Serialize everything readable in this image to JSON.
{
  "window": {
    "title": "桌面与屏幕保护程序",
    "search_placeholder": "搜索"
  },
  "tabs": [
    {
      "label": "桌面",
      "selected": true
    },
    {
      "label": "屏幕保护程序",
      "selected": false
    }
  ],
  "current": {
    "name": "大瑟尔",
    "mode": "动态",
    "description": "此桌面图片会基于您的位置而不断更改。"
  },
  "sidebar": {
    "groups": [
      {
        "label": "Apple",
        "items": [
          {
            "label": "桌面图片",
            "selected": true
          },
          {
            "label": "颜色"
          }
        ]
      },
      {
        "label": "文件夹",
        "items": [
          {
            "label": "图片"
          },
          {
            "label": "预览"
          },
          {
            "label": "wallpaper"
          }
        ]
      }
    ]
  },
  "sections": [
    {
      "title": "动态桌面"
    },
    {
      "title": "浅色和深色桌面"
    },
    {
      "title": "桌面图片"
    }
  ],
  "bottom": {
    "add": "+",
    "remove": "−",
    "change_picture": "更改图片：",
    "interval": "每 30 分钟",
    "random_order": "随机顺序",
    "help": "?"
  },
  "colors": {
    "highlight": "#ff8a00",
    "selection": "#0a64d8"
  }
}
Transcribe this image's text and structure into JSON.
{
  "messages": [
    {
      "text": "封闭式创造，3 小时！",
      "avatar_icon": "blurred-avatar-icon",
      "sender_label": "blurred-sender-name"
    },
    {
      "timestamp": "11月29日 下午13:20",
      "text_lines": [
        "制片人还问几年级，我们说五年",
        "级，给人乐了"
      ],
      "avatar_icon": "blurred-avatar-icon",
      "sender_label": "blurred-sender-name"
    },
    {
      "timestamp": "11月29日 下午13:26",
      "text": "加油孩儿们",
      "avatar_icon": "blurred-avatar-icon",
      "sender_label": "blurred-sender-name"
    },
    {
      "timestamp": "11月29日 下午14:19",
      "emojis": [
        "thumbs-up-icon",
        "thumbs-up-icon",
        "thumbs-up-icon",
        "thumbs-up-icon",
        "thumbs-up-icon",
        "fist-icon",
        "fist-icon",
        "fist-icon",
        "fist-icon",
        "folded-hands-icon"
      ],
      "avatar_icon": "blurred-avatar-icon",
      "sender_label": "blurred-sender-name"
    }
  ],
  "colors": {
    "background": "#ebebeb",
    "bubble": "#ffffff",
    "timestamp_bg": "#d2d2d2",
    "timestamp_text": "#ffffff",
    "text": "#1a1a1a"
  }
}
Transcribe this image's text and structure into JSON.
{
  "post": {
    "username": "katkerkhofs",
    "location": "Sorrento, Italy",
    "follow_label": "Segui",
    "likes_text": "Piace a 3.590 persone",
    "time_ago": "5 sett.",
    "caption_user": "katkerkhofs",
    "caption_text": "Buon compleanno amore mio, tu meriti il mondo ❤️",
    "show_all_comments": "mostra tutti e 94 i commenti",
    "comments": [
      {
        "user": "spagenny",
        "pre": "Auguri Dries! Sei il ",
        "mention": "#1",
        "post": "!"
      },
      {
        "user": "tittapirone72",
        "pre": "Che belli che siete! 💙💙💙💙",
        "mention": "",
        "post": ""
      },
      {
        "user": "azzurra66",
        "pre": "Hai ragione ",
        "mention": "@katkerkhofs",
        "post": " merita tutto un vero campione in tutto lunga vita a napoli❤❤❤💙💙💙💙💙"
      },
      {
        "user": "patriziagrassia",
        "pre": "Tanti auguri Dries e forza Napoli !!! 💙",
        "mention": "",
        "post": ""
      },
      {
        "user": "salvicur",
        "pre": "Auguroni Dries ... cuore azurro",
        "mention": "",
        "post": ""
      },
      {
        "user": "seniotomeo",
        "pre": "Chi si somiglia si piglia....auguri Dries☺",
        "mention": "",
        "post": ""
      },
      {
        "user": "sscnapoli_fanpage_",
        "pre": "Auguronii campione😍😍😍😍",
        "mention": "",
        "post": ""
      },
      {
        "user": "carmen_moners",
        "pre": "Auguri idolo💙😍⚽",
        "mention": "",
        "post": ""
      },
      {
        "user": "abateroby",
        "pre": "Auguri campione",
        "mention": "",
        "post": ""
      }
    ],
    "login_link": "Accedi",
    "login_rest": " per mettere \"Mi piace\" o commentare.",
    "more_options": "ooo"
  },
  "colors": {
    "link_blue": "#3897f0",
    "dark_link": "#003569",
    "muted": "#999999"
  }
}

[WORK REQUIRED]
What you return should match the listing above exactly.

[ANSWER AREA]
Serialize everything readable in this image to JSON.
{
  "window": {
    "title": "桌面与屏幕保护程序",
    "search_placeholder": "搜索"
  },
  "tabs": [
    {
      "label": "桌面",
      "selected": true
    },
    {
      "label": "屏幕保护程序",
      "selected": false
    }
  ],
  "current": {
    "name": "大瑟尔",
    "mode": "动态",
    "description": "此桌面图片会基于您的位置而不断更改。"
  },
  "sidebar": {
    "groups": [
      {
        "label": "Apple",
        "items": [
          {
            "label": "桌面图片",
            "selected": true
          },
          {
            "label": "颜色"
          }
        ]
      },
      {
        "label": "文件夹",
        "items": [
          {
            "label": "图片"
          },
          {
            "label": "预览"
          },
          {
            "label": "wallpaper"
          }
        ]
      }
    ]
  },
  "sections": [
    {
      "title": "动态桌面"
    },
    {
      "title": "浅色和深色桌面"
    },
    {
      "title": "桌面图片"
    }
  ],
  "bottom": {
    "add": "+",
    "remove": "−",
    "change_picture": "更改图片：",
    "interval": "每 30 分钟",
    "random_order": "随机顺序",
    "help": "?"
  },
  "colors": {
    "highlight": "#ff8a00",
    "selection": "#0a64d8"
  }
}
Transcribe this image's text and structure into JSON.
{
  "messages": [
    {
      "text": "封闭式创造，3 小时！",
      "avatar_icon": "blurred-avatar-icon",
      "sender_label": "blurred-sender-name"
    },
    {
      "timestamp": "11月29日 下午13:20",
      "text_lines": [
        "制片人还问几年级，我们说五年",
        "级，给人乐了"
      ],
      "avatar_icon": "blurred-avatar-icon",
      "sender_label": "blurred-sender-name"
    },
    {
      "timestamp": "11月29日 下午13:26",
      "text": "加油孩儿们",
      "avatar_icon": "blurred-avatar-icon",
      "sender_label": "blurred-sender-name"
    },
    {
      "timestamp": "11月29日 下午14:19",
      "emojis": [
        "thumbs-up-icon",
        "thumbs-up-icon",
        "thumbs-up-icon",
        "thumbs-up-icon",
        "thumbs-up-icon",
        "fist-icon",
        "fist-icon",
        "fist-icon",
        "fist-icon",
        "folded-hands-icon"
      ],
      "avatar_icon": "blurred-avatar-icon",
      "sender_label": "blurred-sender-name"
    }
  ],
  "colors": {
    "background": "#ebebeb",
    "bubble": "#ffffff",
    "timestamp_bg": "#d2d2d2",
    "timestamp_text": "#ffffff",
    "text": "#1a1a1a"
  }
}
Transcribe this image's text and structure into JSON.
{
  "post": {
    "username": "katkerkhofs",
    "location": "Sorrento, Italy",
    "follow_label": "Segui",
    "likes_text": "Piace a 3.590 persone",
    "time_ago": "5 sett.",
    "caption_user": "katkerkhofs",
    "caption_text": "Buon compleanno amore mio, tu meriti il mondo ❤️",
    "show_all_comments": "mostra tutti e 94 i commenti",
    "comments": [
      {
        "user": "spagenny",
        "pre": "Auguri Dries! Sei il ",
        "mention": "#1",
        "post": "!"
      },
      {
        "user": "tittapirone72",
        "pre": "Che belli che siete! 💙💙💙💙",
        "mention": "",
        "post": ""
      },
      {
        "user": "azzurra66",
        "pre": "Hai ragione ",
        "mention": "@katkerkhofs",
        "post": " merita tutto un vero campione in tutto lunga vita a napoli❤❤❤💙💙💙💙💙"
      },
      {
        "user": "patriziagrassia",
        "pre": "Tanti auguri Dries e forza Napoli !!! 💙",
        "mention": "",
        "post": ""
      },
      {
        "user": "salvicur",
        "pre": "Auguroni Dries ... cuore azurro",
        "mention": "",
        "post": ""
      },
      {
        "user": "seniotomeo",
        "pre": "Chi si somiglia si piglia....auguri Dries☺",
        "mention": "",
        "post": ""
      },
      {
        "user": "sscnapoli_fanpage_",
        "pre": "Auguronii campione😍😍😍😍",
        "mention": "",
        "post": ""
      },
      {
        "user": "carmen_moners",
        "pre": "Auguri idolo💙😍⚽",
        "mention": "",
        "post": ""
      },
      {
        "user": "abateroby",
        "pre": "Auguri campione",
        "mention": "",
        "post": ""
      }
    ],
    "login_link": "Accedi",
    "login_rest": " per mettere \"Mi piace\" o commentare.",
    "more_options": "ooo"
  },
  "colors": {
    "link_blue": "#3897f0",
    "dark_link": "#003569",
    "muted": "#999999"
  }
}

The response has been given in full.